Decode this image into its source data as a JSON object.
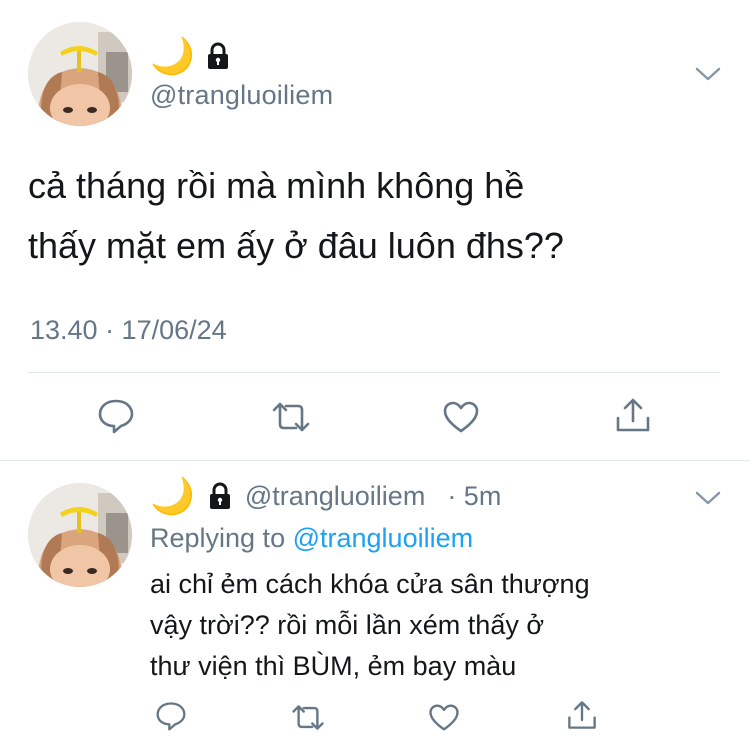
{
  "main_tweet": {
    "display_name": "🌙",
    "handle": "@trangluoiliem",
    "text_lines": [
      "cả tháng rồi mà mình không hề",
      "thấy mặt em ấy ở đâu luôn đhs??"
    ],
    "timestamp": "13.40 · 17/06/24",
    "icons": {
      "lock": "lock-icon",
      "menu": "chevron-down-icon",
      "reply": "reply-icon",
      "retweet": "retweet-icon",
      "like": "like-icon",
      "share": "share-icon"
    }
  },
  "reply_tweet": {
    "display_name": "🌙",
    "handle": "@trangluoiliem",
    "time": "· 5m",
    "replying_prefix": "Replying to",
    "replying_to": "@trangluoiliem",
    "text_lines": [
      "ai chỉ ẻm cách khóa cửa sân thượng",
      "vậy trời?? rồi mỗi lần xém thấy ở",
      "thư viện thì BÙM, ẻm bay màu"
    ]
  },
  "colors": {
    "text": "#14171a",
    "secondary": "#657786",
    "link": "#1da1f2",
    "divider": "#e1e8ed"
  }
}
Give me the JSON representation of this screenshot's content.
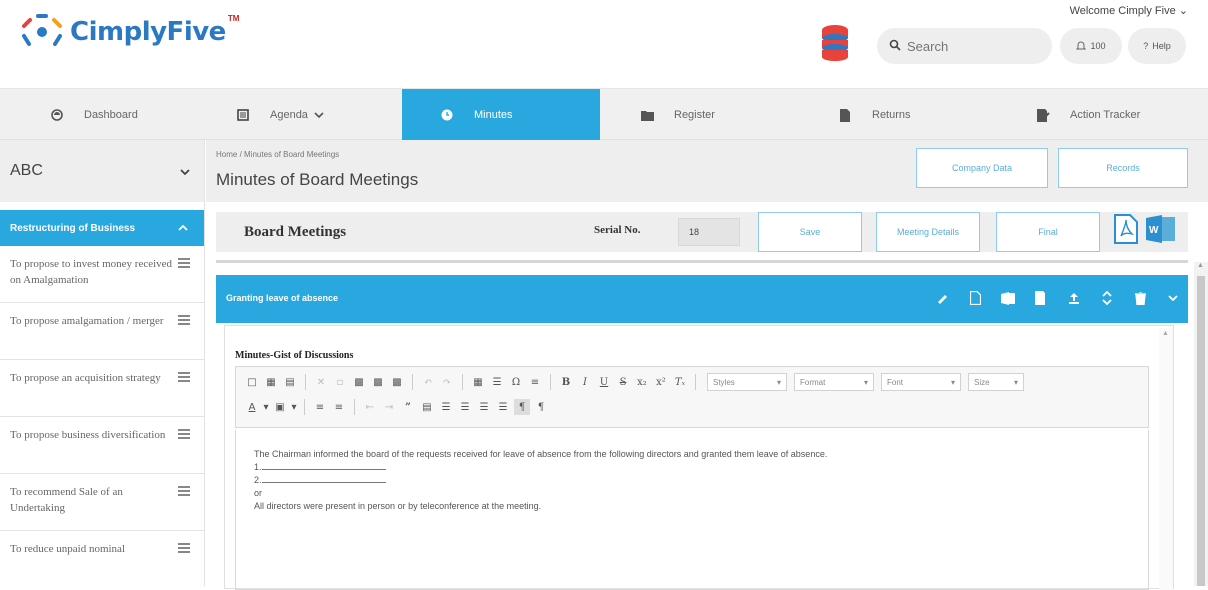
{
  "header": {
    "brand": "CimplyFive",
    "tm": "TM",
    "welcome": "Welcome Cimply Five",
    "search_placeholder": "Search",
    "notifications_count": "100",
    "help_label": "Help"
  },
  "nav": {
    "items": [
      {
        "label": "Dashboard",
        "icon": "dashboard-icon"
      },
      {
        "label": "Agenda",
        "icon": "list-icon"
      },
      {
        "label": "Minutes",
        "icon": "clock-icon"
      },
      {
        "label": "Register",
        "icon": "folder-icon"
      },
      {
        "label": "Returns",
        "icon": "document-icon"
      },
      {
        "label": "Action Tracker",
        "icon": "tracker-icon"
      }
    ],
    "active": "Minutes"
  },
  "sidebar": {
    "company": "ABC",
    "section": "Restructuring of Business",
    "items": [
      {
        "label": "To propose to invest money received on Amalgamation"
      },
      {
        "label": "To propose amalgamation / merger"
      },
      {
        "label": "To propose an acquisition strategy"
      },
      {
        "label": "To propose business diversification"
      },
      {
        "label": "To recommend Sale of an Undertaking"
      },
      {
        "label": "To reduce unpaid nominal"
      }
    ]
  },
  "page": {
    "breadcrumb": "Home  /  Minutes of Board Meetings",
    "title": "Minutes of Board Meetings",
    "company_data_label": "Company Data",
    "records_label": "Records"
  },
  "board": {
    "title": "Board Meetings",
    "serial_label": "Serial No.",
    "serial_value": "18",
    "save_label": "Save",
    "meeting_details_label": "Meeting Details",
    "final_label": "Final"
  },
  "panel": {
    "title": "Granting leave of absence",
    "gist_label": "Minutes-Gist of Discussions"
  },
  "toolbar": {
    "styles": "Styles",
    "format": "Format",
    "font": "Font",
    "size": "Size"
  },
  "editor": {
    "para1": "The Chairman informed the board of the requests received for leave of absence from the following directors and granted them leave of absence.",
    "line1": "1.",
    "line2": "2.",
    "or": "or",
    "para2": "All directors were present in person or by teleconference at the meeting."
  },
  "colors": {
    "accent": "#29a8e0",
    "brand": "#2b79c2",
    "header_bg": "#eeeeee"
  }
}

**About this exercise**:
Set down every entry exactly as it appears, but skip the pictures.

**Answer section**:
Decode this image into its source data as a JSON object.
{
  "main_tweet": {
    "display_name": "🌙",
    "handle": "@trangluoiliem",
    "text_lines": [
      "cả tháng rồi mà mình không hề",
      "thấy mặt em ấy ở đâu luôn đhs??"
    ],
    "timestamp": "13.40 · 17/06/24",
    "icons": {
      "lock": "lock-icon",
      "menu": "chevron-down-icon",
      "reply": "reply-icon",
      "retweet": "retweet-icon",
      "like": "like-icon",
      "share": "share-icon"
    }
  },
  "reply_tweet": {
    "display_name": "🌙",
    "handle": "@trangluoiliem",
    "time": "· 5m",
    "replying_prefix": "Replying to",
    "replying_to": "@trangluoiliem",
    "text_lines": [
      "ai chỉ ẻm cách khóa cửa sân thượng",
      "vậy trời?? rồi mỗi lần xém thấy ở",
      "thư viện thì BÙM, ẻm bay màu"
    ]
  },
  "colors": {
    "text": "#14171a",
    "secondary": "#657786",
    "link": "#1da1f2",
    "divider": "#e1e8ed"
  }
}
Give me the JSON representation of this screenshot's content.
{
  "header": {
    "brand": "CimplyFive",
    "tm": "TM",
    "welcome": "Welcome Cimply Five",
    "search_placeholder": "Search",
    "notifications_count": "100",
    "help_label": "Help"
  },
  "nav": {
    "items": [
      {
        "label": "Dashboard",
        "icon": "dashboard-icon"
      },
      {
        "label": "Agenda",
        "icon": "list-icon"
      },
      {
        "label": "Minutes",
        "icon": "clock-icon"
      },
      {
        "label": "Register",
        "icon": "folder-icon"
      },
      {
        "label": "Returns",
        "icon": "document-icon"
      },
      {
        "label": "Action Tracker",
        "icon": "tracker-icon"
      }
    ],
    "active": "Minutes"
  },
  "sidebar": {
    "company": "ABC",
    "section": "Restructuring of Business",
    "items": [
      {
        "label": "To propose to invest money received on Amalgamation"
      },
      {
        "label": "To propose amalgamation / merger"
      },
      {
        "label": "To propose an acquisition strategy"
      },
      {
        "label": "To propose business diversification"
      },
      {
        "label": "To recommend Sale of an Undertaking"
      },
      {
        "label": "To reduce unpaid nominal"
      }
    ]
  },
  "page": {
    "breadcrumb": "Home  /  Minutes of Board Meetings",
    "title": "Minutes of Board Meetings",
    "company_data_label": "Company Data",
    "records_label": "Records"
  },
  "board": {
    "title": "Board Meetings",
    "serial_label": "Serial No.",
    "serial_value": "18",
    "save_label": "Save",
    "meeting_details_label": "Meeting Details",
    "final_label": "Final"
  },
  "panel": {
    "title": "Granting leave of absence",
    "gist_label": "Minutes-Gist of Discussions"
  },
  "toolbar": {
    "styles": "Styles",
    "format": "Format",
    "font": "Font",
    "size": "Size"
  },
  "editor": {
    "para1": "The Chairman informed the board of the requests received for leave of absence from the following directors and granted them leave of absence.",
    "line1": "1.",
    "line2": "2.",
    "or": "or",
    "para2": "All directors were present in person or by teleconference at the meeting."
  },
  "colors": {
    "accent": "#29a8e0",
    "brand": "#2b79c2",
    "header_bg": "#eeeeee"
  }
}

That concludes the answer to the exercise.